ACTIVITY
If a record contains an image, leave the image out and repeat everything else exactly.

RECORDS SHOWN

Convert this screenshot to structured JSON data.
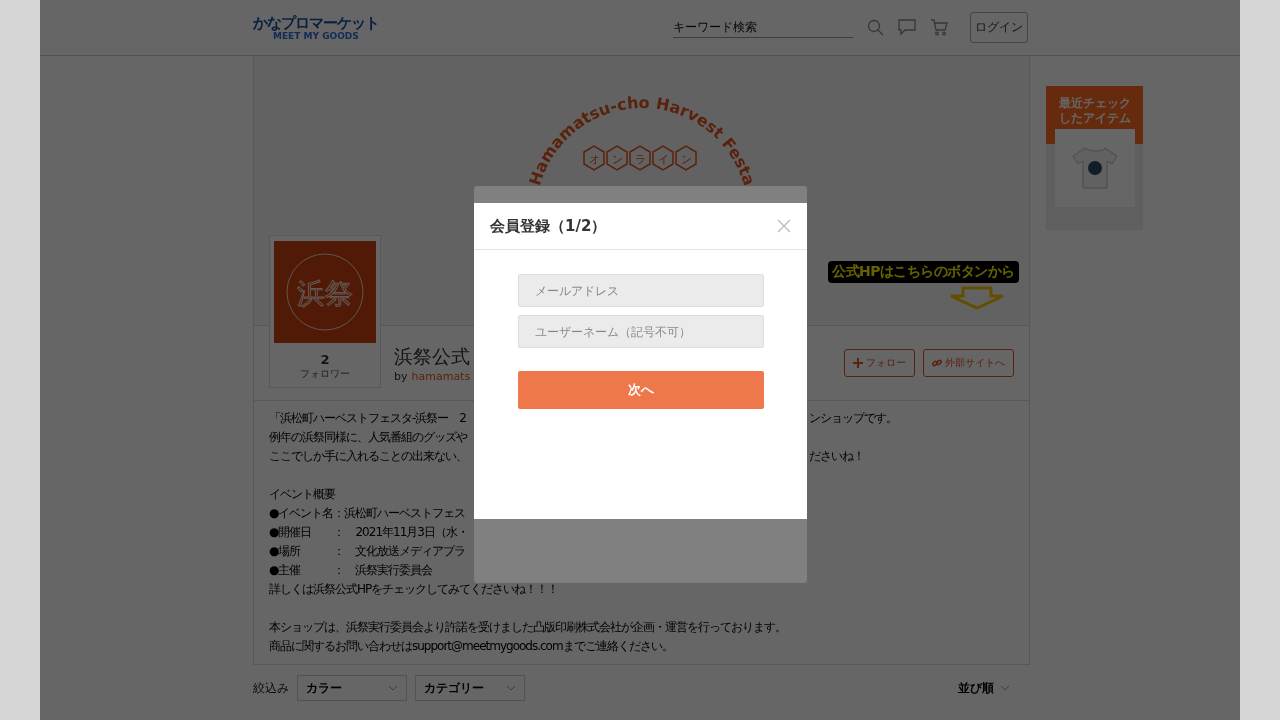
{
  "header": {
    "logo": "かなプロマーケット",
    "logo_sub": "MEET MY GOODS",
    "search": {
      "placeholder": "キーワード検索"
    },
    "login": "ログイン"
  },
  "banner": {
    "arc_text": "Hamamatsu-cho Harvest Festa",
    "hex_chars": [
      "オ",
      "ン",
      "ラ",
      "イ",
      "ン"
    ],
    "callout": "公式HPはこちらのボタンから"
  },
  "shop": {
    "avatar_text": "浜祭",
    "followers": "2",
    "followers_label": "フォロワー",
    "name": "浜祭公式",
    "by": "by",
    "owner": "hamamats",
    "follow": "フォロー",
    "external": "外部サイトへ"
  },
  "description": [
    {
      "kind": "text",
      "left": "「浜松町ハーベストフェスタ-浜祭ー　2",
      "right": "ンショップです。"
    },
    {
      "kind": "text",
      "left": "例年の浜祭同様に、人気番組のグッズや"
    },
    {
      "kind": "text",
      "left": "ここでしか手に入れることの出来ない、",
      "right": "ださいね！"
    },
    {
      "kind": "blank"
    },
    {
      "kind": "text",
      "left": "イベント概要"
    },
    {
      "kind": "text",
      "left": "●イベント名：浜松町ハーベストフェス"
    },
    {
      "kind": "text",
      "left": "●開催日　　：　2021年11月3日（水・"
    },
    {
      "kind": "text",
      "left": "●場所　　　：　文化放送メディアプラ"
    },
    {
      "kind": "text",
      "left": "●主催　　　：　浜祭実行委員会"
    },
    {
      "kind": "text",
      "left": "詳しくは浜祭公式HPをチェックしてみてくださいね！！！"
    },
    {
      "kind": "blank"
    },
    {
      "kind": "text",
      "left": "本ショップは、浜祭実行委員会より許諾を受けました凸版印刷株式会社が企画・運営を行っております。"
    },
    {
      "kind": "text",
      "left": "商品に関するお問い合わせはsupport@meetmygoods.comまでご連絡ください。"
    }
  ],
  "filters": {
    "label": "絞込み",
    "dropdowns": [
      "カラー",
      "カテゴリー"
    ],
    "sort": "並び順"
  },
  "recent": {
    "title": "最近チェックしたアイテム"
  },
  "modal": {
    "title": "会員登録（1/2）",
    "fields": [
      {
        "placeholder": "メールアドレス"
      },
      {
        "placeholder": "ユーザーネーム（記号不可）"
      }
    ],
    "submit": "次へ"
  }
}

ANSWER FOR THIS EXERCISE
Convert this screenshot to structured JSON data.
{
  "header": {
    "logo": "かなプロマーケット",
    "logo_sub": "MEET MY GOODS",
    "search": {
      "placeholder": "キーワード検索"
    },
    "login": "ログイン"
  },
  "banner": {
    "arc_text": "Hamamatsu-cho Harvest Festa",
    "hex_chars": [
      "オ",
      "ン",
      "ラ",
      "イ",
      "ン"
    ],
    "callout": "公式HPはこちらのボタンから"
  },
  "shop": {
    "avatar_text": "浜祭",
    "followers": "2",
    "followers_label": "フォロワー",
    "name": "浜祭公式",
    "by": "by",
    "owner": "hamamats",
    "follow": "フォロー",
    "external": "外部サイトへ"
  },
  "description": [
    {
      "kind": "text",
      "left": "「浜松町ハーベストフェスタ-浜祭ー　2",
      "right": "ンショップです。"
    },
    {
      "kind": "text",
      "left": "例年の浜祭同様に、人気番組のグッズや"
    },
    {
      "kind": "text",
      "left": "ここでしか手に入れることの出来ない、",
      "right": "ださいね！"
    },
    {
      "kind": "blank"
    },
    {
      "kind": "text",
      "left": "イベント概要"
    },
    {
      "kind": "text",
      "left": "●イベント名：浜松町ハーベストフェス"
    },
    {
      "kind": "text",
      "left": "●開催日　　：　2021年11月3日（水・"
    },
    {
      "kind": "text",
      "left": "●場所　　　：　文化放送メディアプラ"
    },
    {
      "kind": "text",
      "left": "●主催　　　：　浜祭実行委員会"
    },
    {
      "kind": "text",
      "left": "詳しくは浜祭公式HPをチェックしてみてくださいね！！！"
    },
    {
      "kind": "blank"
    },
    {
      "kind": "text",
      "left": "本ショップは、浜祭実行委員会より許諾を受けました凸版印刷株式会社が企画・運営を行っております。"
    },
    {
      "kind": "text",
      "left": "商品に関するお問い合わせはsupport@meetmygoods.comまでご連絡ください。"
    }
  ],
  "filters": {
    "label": "絞込み",
    "dropdowns": [
      "カラー",
      "カテゴリー"
    ],
    "sort": "並び順"
  },
  "recent": {
    "title": "最近チェックしたアイテム"
  },
  "modal": {
    "title": "会員登録（1/2）",
    "fields": [
      {
        "placeholder": "メールアドレス"
      },
      {
        "placeholder": "ユーザーネーム（記号不可）"
      }
    ],
    "submit": "次へ"
  }
}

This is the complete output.